What to produce: After locating the line that contains "Enumerate this screenshot's", restate it and each later line word for word through the end of the records.

(Source data)
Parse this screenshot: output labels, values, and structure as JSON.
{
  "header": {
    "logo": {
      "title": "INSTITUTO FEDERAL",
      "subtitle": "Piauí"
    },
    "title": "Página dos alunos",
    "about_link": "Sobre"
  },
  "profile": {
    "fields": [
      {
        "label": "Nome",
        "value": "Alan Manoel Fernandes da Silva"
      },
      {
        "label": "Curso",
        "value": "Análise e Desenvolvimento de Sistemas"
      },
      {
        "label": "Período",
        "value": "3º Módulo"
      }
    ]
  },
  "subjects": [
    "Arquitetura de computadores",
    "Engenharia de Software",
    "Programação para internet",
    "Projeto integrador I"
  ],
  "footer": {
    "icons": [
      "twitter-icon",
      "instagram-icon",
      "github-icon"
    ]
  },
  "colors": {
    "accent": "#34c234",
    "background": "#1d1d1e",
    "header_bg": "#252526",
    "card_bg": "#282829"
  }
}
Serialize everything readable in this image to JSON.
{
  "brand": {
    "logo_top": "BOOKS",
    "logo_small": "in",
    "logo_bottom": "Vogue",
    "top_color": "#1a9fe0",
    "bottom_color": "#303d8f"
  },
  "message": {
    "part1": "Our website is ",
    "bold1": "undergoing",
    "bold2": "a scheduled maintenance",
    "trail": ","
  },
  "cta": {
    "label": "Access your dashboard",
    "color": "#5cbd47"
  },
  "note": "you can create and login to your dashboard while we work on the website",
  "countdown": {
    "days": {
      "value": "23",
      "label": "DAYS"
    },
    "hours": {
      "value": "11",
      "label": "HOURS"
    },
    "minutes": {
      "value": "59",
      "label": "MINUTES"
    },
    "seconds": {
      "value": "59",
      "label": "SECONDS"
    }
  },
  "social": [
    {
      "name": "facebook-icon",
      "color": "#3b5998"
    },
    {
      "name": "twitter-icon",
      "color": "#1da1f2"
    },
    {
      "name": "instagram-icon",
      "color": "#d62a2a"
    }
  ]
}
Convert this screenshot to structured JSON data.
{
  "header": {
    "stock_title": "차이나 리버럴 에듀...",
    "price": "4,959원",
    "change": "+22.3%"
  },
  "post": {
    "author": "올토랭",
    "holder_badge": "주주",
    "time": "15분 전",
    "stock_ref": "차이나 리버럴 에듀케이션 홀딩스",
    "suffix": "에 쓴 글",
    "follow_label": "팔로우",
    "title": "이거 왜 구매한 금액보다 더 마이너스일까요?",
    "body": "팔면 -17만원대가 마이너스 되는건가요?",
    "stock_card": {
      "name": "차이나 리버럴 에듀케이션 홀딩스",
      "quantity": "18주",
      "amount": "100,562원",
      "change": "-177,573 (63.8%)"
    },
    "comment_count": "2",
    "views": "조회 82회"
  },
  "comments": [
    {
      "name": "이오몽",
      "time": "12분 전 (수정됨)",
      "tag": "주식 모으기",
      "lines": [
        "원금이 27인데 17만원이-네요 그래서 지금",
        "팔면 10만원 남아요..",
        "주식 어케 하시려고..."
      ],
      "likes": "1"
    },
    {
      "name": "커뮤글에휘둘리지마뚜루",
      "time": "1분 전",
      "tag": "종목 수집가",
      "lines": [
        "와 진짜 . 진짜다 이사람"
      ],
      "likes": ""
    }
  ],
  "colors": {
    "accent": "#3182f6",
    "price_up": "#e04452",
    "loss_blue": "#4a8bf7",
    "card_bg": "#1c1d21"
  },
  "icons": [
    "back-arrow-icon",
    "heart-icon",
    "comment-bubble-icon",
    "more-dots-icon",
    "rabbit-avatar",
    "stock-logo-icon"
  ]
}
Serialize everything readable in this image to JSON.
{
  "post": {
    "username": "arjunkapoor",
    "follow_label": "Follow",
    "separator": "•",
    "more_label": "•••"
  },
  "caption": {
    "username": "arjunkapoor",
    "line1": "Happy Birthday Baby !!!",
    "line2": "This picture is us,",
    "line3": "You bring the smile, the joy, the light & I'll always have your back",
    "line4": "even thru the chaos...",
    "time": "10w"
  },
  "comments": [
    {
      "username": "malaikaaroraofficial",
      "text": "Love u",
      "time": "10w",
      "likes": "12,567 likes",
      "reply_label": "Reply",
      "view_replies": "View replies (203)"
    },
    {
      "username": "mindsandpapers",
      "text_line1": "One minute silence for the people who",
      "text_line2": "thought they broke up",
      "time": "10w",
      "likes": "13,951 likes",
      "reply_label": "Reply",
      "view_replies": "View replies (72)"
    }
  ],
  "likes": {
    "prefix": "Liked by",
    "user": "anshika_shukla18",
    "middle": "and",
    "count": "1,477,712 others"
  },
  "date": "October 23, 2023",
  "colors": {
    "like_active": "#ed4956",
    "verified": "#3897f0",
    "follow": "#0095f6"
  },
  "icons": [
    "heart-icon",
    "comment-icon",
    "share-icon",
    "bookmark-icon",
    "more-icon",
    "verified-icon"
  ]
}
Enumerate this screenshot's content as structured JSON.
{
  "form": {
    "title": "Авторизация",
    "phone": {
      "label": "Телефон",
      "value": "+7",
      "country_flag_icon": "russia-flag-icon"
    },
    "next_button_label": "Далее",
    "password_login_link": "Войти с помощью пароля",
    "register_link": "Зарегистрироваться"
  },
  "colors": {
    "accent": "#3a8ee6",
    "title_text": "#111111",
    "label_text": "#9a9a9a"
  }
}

Solution below:
Enumerate this screenshot's content as structured JSON.
{
  "form": {
    "title": "Авторизация",
    "phone": {
      "label": "Телефон",
      "value": "+7",
      "country_flag_icon": "russia-flag-icon"
    },
    "next_button_label": "Далее",
    "password_login_link": "Войти с помощью пароля",
    "register_link": "Зарегистрироваться"
  },
  "colors": {
    "accent": "#3a8ee6",
    "title_text": "#111111",
    "label_text": "#9a9a9a"
  }
}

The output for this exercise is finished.